Task requirements:
Please restate the listing word for word, omitting the images.
** Given data follows **
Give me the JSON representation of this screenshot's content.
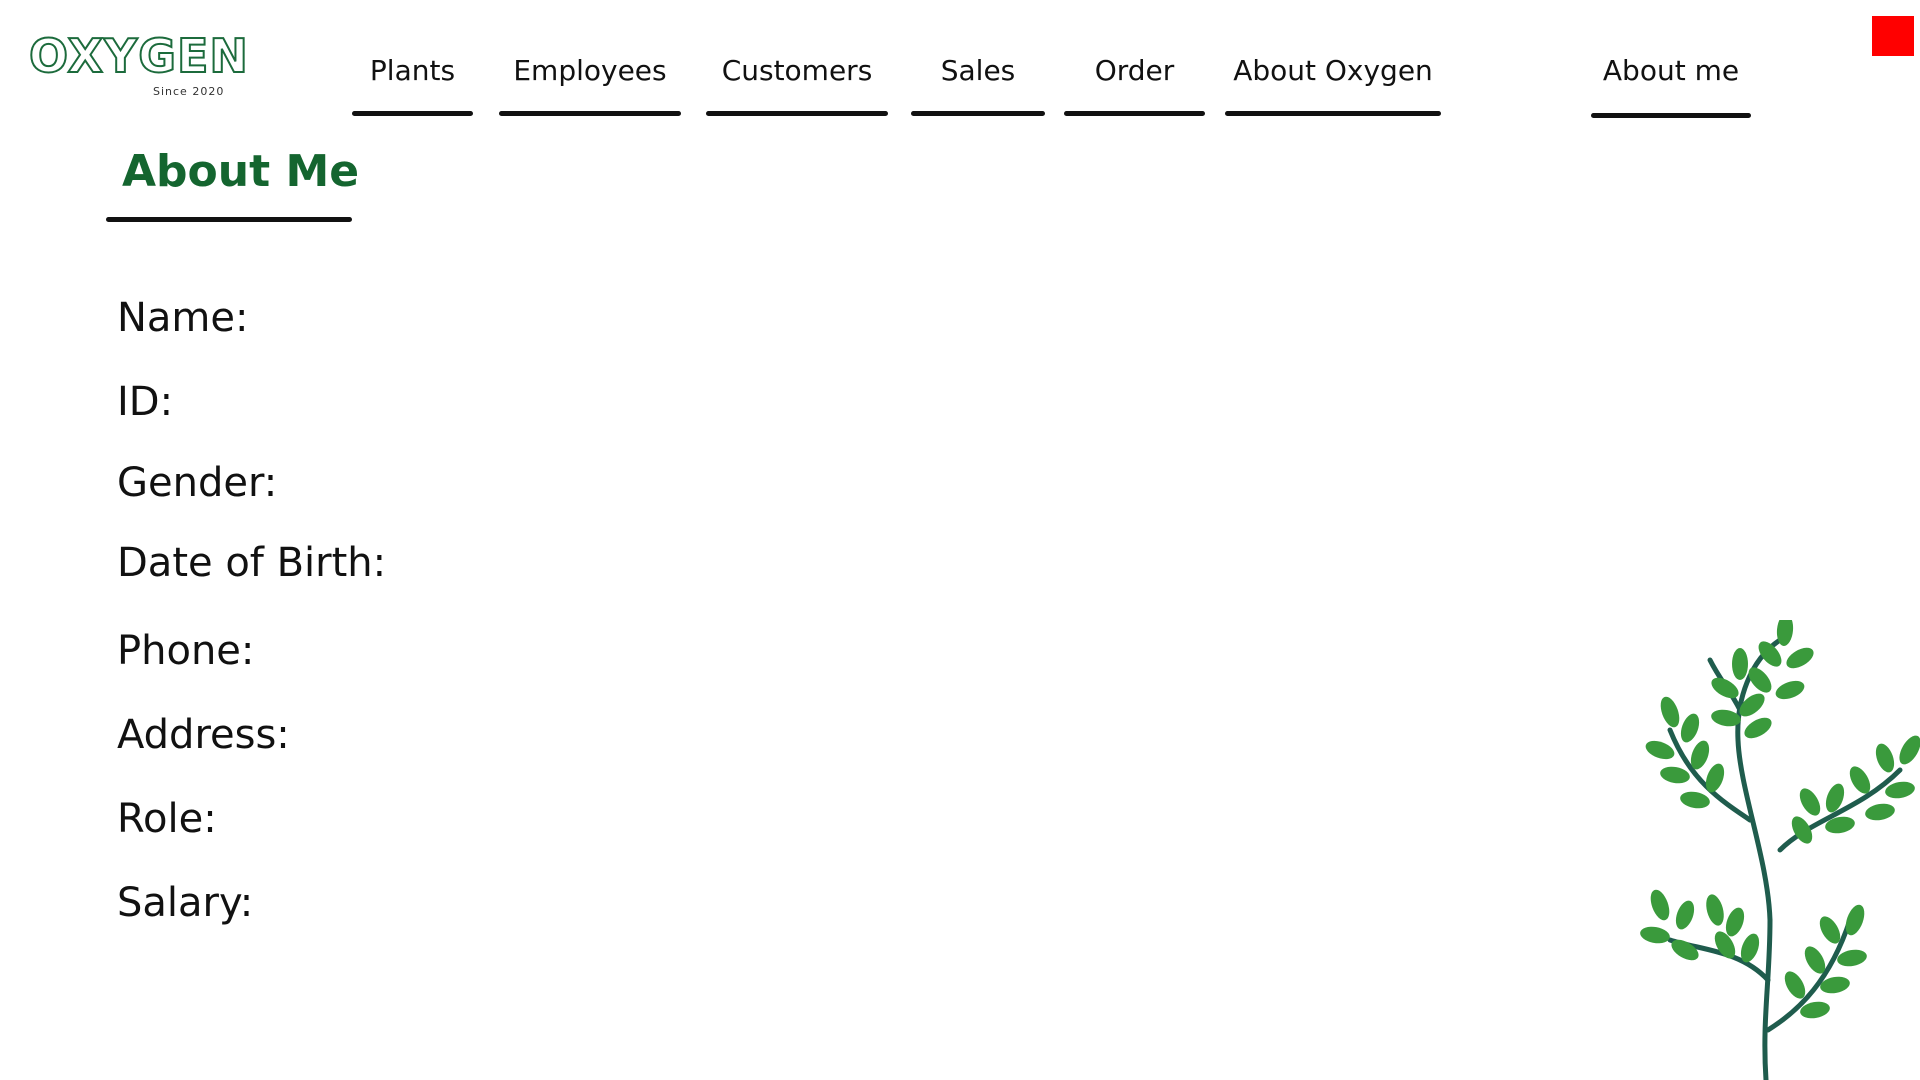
{
  "logo": {
    "wordmark": "OXYGEN",
    "tagline": "Since 2020"
  },
  "nav": {
    "items": [
      {
        "label": "Plants"
      },
      {
        "label": "Employees"
      },
      {
        "label": "Customers"
      },
      {
        "label": "Sales"
      },
      {
        "label": "Order"
      },
      {
        "label": "About Oxygen"
      },
      {
        "label": "About me"
      }
    ]
  },
  "page": {
    "title": "About Me"
  },
  "fields": [
    {
      "label": "Name:"
    },
    {
      "label": "ID:"
    },
    {
      "label": "Gender:"
    },
    {
      "label": "Date of Birth:"
    },
    {
      "label": "Phone:"
    },
    {
      "label": "Address:"
    },
    {
      "label": "Role:"
    },
    {
      "label": "Salary:"
    }
  ],
  "colors": {
    "brand_green": "#14652f",
    "leaf_green": "#3a9a3c",
    "stem": "#1f5c4d",
    "close_red": "#ff0000",
    "text": "#111111"
  },
  "icons": {
    "corner_square": "red-square-icon",
    "decoration": "plant-branch-illustration"
  }
}
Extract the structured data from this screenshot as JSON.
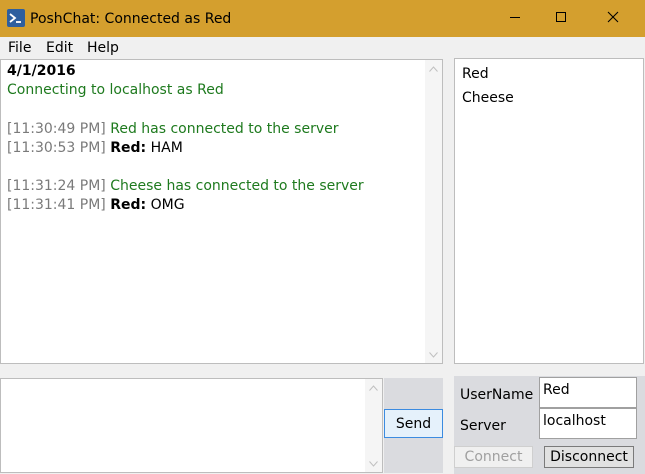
{
  "window": {
    "title": "PoshChat: Connected as Red"
  },
  "menu": {
    "items": [
      "File",
      "Edit",
      "Help"
    ]
  },
  "chat": {
    "date": "4/1/2016",
    "status": "Connecting to localhost as Red",
    "messages": [
      {
        "time": "[11:30:49 PM]",
        "text": "Red has connected to the server"
      },
      {
        "time": "[11:30:53 PM]",
        "sender": "Red:",
        "text": "HAM"
      },
      {
        "time": "[11:31:24 PM]",
        "text": "Cheese has connected to the server"
      },
      {
        "time": "[11:31:41 PM]",
        "sender": "Red:",
        "text": "OMG"
      }
    ]
  },
  "users": [
    "Red",
    "Cheese"
  ],
  "compose": {
    "send_label": "Send"
  },
  "settings": {
    "username_label": "UserName",
    "username_value": "Red",
    "server_label": "Server",
    "server_value": "localhost",
    "connect_label": "Connect",
    "disconnect_label": "Disconnect"
  },
  "colors": {
    "titlebar": "#d49f2e",
    "system_text": "#1e7a1e",
    "timestamp": "#7a7a7a",
    "send_border": "#3b8be0"
  }
}
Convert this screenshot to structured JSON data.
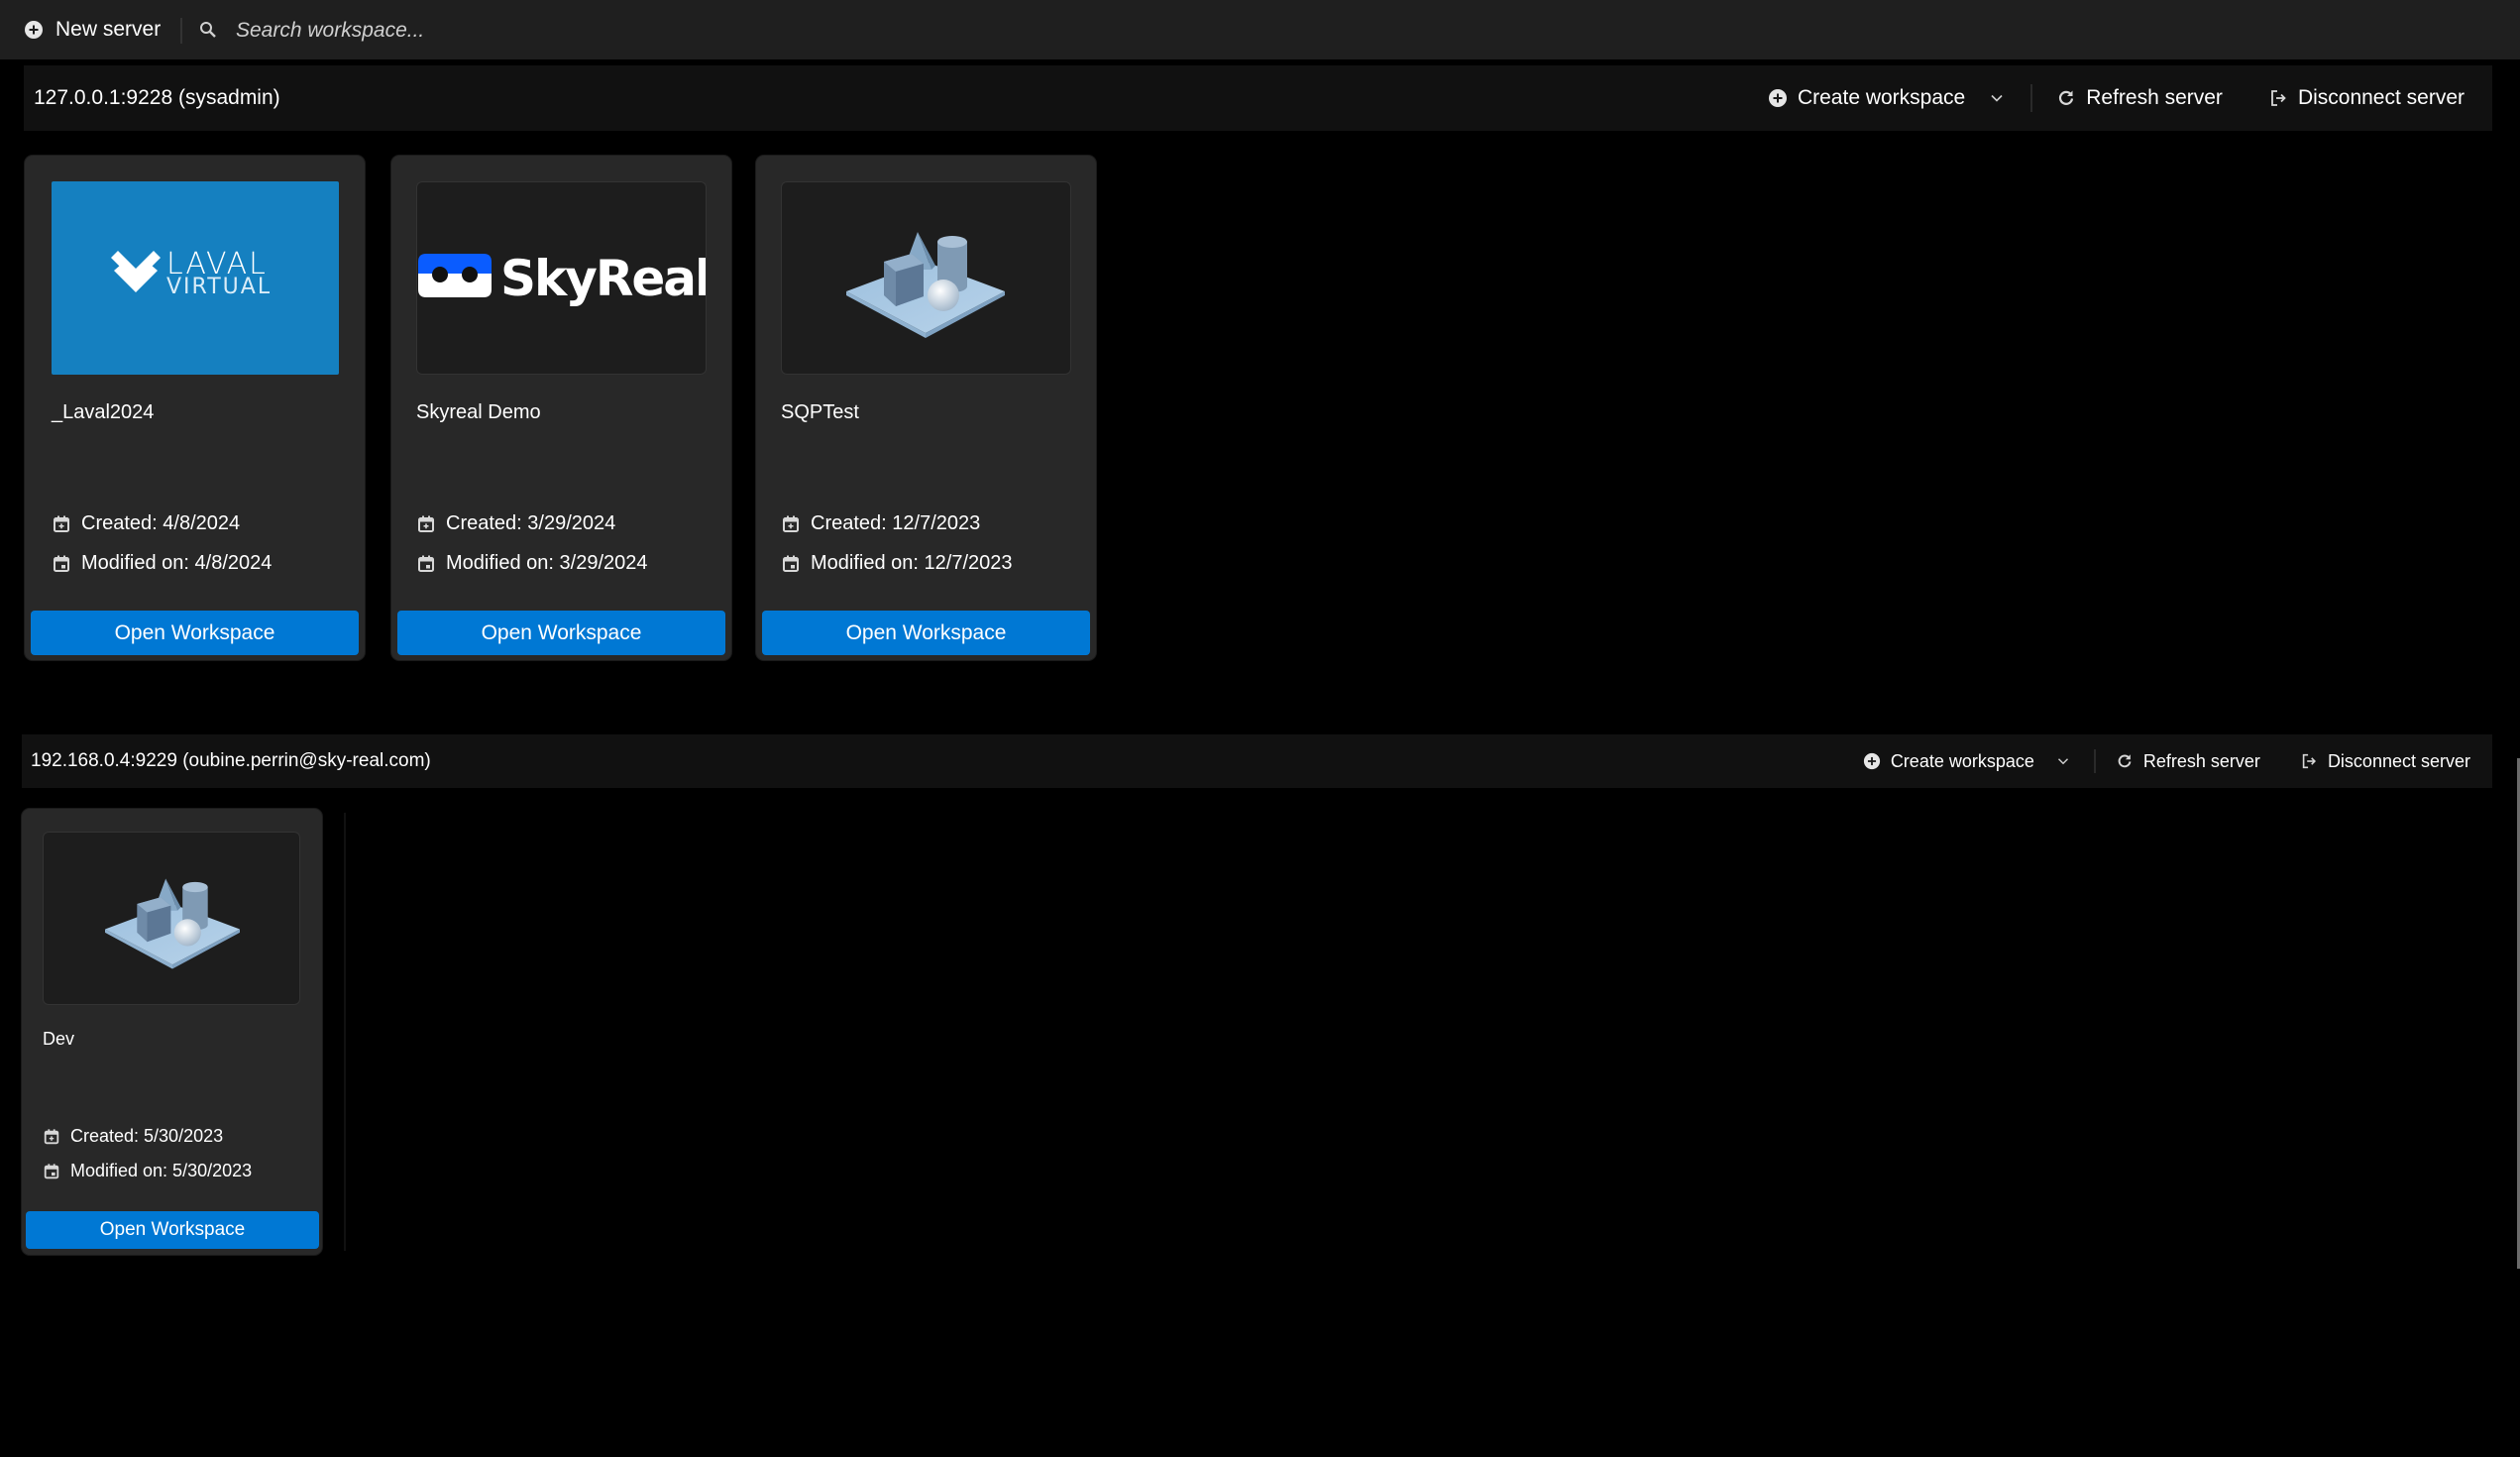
{
  "toolbar": {
    "new_server_label": "New server",
    "search_placeholder": "Search workspace..."
  },
  "colors": {
    "accent": "#0078d4",
    "header_bg": "#1f1f1f",
    "server_bar_bg": "#111111",
    "card_bg": "#282828",
    "laval_blue": "#1580c0",
    "skyreal_blue": "#0a5cff"
  },
  "servers": [
    {
      "title": "127.0.0.1:9228 (sysadmin)",
      "actions": {
        "create_label": "Create workspace",
        "refresh_label": "Refresh server",
        "disconnect_label": "Disconnect server"
      },
      "workspaces": [
        {
          "name": "_Laval2024",
          "thumbnail": "laval-virtual-logo",
          "logo_line1": "LAVAL",
          "logo_line2": "VIRTUAL",
          "created": "Created: 4/8/2024",
          "modified": "Modified on: 4/8/2024",
          "open_label": "Open Workspace"
        },
        {
          "name": "Skyreal Demo",
          "thumbnail": "skyreal-logo",
          "logo_text": "SkyReal",
          "created": "Created: 3/29/2024",
          "modified": "Modified on: 3/29/2024",
          "open_label": "Open Workspace"
        },
        {
          "name": "SQPTest",
          "thumbnail": "3d-shapes-scene",
          "created": "Created: 12/7/2023",
          "modified": "Modified on: 12/7/2023",
          "open_label": "Open Workspace"
        }
      ]
    },
    {
      "title": "192.168.0.4:9229 (oubine.perrin@sky-real.com)",
      "actions": {
        "create_label": "Create workspace",
        "refresh_label": "Refresh server",
        "disconnect_label": "Disconnect server"
      },
      "workspaces": [
        {
          "name": "Dev",
          "thumbnail": "3d-shapes-scene",
          "created": "Created: 5/30/2023",
          "modified": "Modified on: 5/30/2023",
          "open_label": "Open Workspace"
        }
      ]
    }
  ]
}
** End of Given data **
Reply:
Give me the JSON representation of this screenshot's content.
{
  "logo": {
    "wordmark": "OXYGEN",
    "tagline": "Since 2020"
  },
  "nav": {
    "items": [
      {
        "label": "Plants"
      },
      {
        "label": "Employees"
      },
      {
        "label": "Customers"
      },
      {
        "label": "Sales"
      },
      {
        "label": "Order"
      },
      {
        "label": "About Oxygen"
      },
      {
        "label": "About me"
      }
    ]
  },
  "page": {
    "title": "About Me"
  },
  "fields": [
    {
      "label": "Name:"
    },
    {
      "label": "ID:"
    },
    {
      "label": "Gender:"
    },
    {
      "label": "Date of Birth:"
    },
    {
      "label": "Phone:"
    },
    {
      "label": "Address:"
    },
    {
      "label": "Role:"
    },
    {
      "label": "Salary:"
    }
  ],
  "colors": {
    "brand_green": "#14652f",
    "leaf_green": "#3a9a3c",
    "stem": "#1f5c4d",
    "close_red": "#ff0000",
    "text": "#111111"
  },
  "icons": {
    "corner_square": "red-square-icon",
    "decoration": "plant-branch-illustration"
  }
}
Extract the structured data from this screenshot as JSON.
{
  "window": {
    "title": "PoshChat: Connected as Red"
  },
  "menu": {
    "items": [
      "File",
      "Edit",
      "Help"
    ]
  },
  "chat": {
    "date": "4/1/2016",
    "status": "Connecting to localhost as Red",
    "messages": [
      {
        "time": "[11:30:49 PM]",
        "text": "Red has connected to the server"
      },
      {
        "time": "[11:30:53 PM]",
        "sender": "Red:",
        "text": "HAM"
      },
      {
        "time": "[11:31:24 PM]",
        "text": "Cheese has connected to the server"
      },
      {
        "time": "[11:31:41 PM]",
        "sender": "Red:",
        "text": "OMG"
      }
    ]
  },
  "users": [
    "Red",
    "Cheese"
  ],
  "compose": {
    "send_label": "Send"
  },
  "settings": {
    "username_label": "UserName",
    "username_value": "Red",
    "server_label": "Server",
    "server_value": "localhost",
    "connect_label": "Connect",
    "disconnect_label": "Disconnect"
  },
  "colors": {
    "titlebar": "#d49f2e",
    "system_text": "#1e7a1e",
    "timestamp": "#7a7a7a",
    "send_border": "#3b8be0"
  }
}
Convert this screenshot to structured JSON data.
{
  "toolbar": {
    "new_server_label": "New server",
    "search_placeholder": "Search workspace..."
  },
  "colors": {
    "accent": "#0078d4",
    "header_bg": "#1f1f1f",
    "server_bar_bg": "#111111",
    "card_bg": "#282828",
    "laval_blue": "#1580c0",
    "skyreal_blue": "#0a5cff"
  },
  "servers": [
    {
      "title": "127.0.0.1:9228 (sysadmin)",
      "actions": {
        "create_label": "Create workspace",
        "refresh_label": "Refresh server",
        "disconnect_label": "Disconnect server"
      },
      "workspaces": [
        {
          "name": "_Laval2024",
          "thumbnail": "laval-virtual-logo",
          "logo_line1": "LAVAL",
          "logo_line2": "VIRTUAL",
          "created": "Created: 4/8/2024",
          "modified": "Modified on: 4/8/2024",
          "open_label": "Open Workspace"
        },
        {
          "name": "Skyreal Demo",
          "thumbnail": "skyreal-logo",
          "logo_text": "SkyReal",
          "created": "Created: 3/29/2024",
          "modified": "Modified on: 3/29/2024",
          "open_label": "Open Workspace"
        },
        {
          "name": "SQPTest",
          "thumbnail": "3d-shapes-scene",
          "created": "Created: 12/7/2023",
          "modified": "Modified on: 12/7/2023",
          "open_label": "Open Workspace"
        }
      ]
    },
    {
      "title": "192.168.0.4:9229 (oubine.perrin@sky-real.com)",
      "actions": {
        "create_label": "Create workspace",
        "refresh_label": "Refresh server",
        "disconnect_label": "Disconnect server"
      },
      "workspaces": [
        {
          "name": "Dev",
          "thumbnail": "3d-shapes-scene",
          "created": "Created: 5/30/2023",
          "modified": "Modified on: 5/30/2023",
          "open_label": "Open Workspace"
        }
      ]
    }
  ]
}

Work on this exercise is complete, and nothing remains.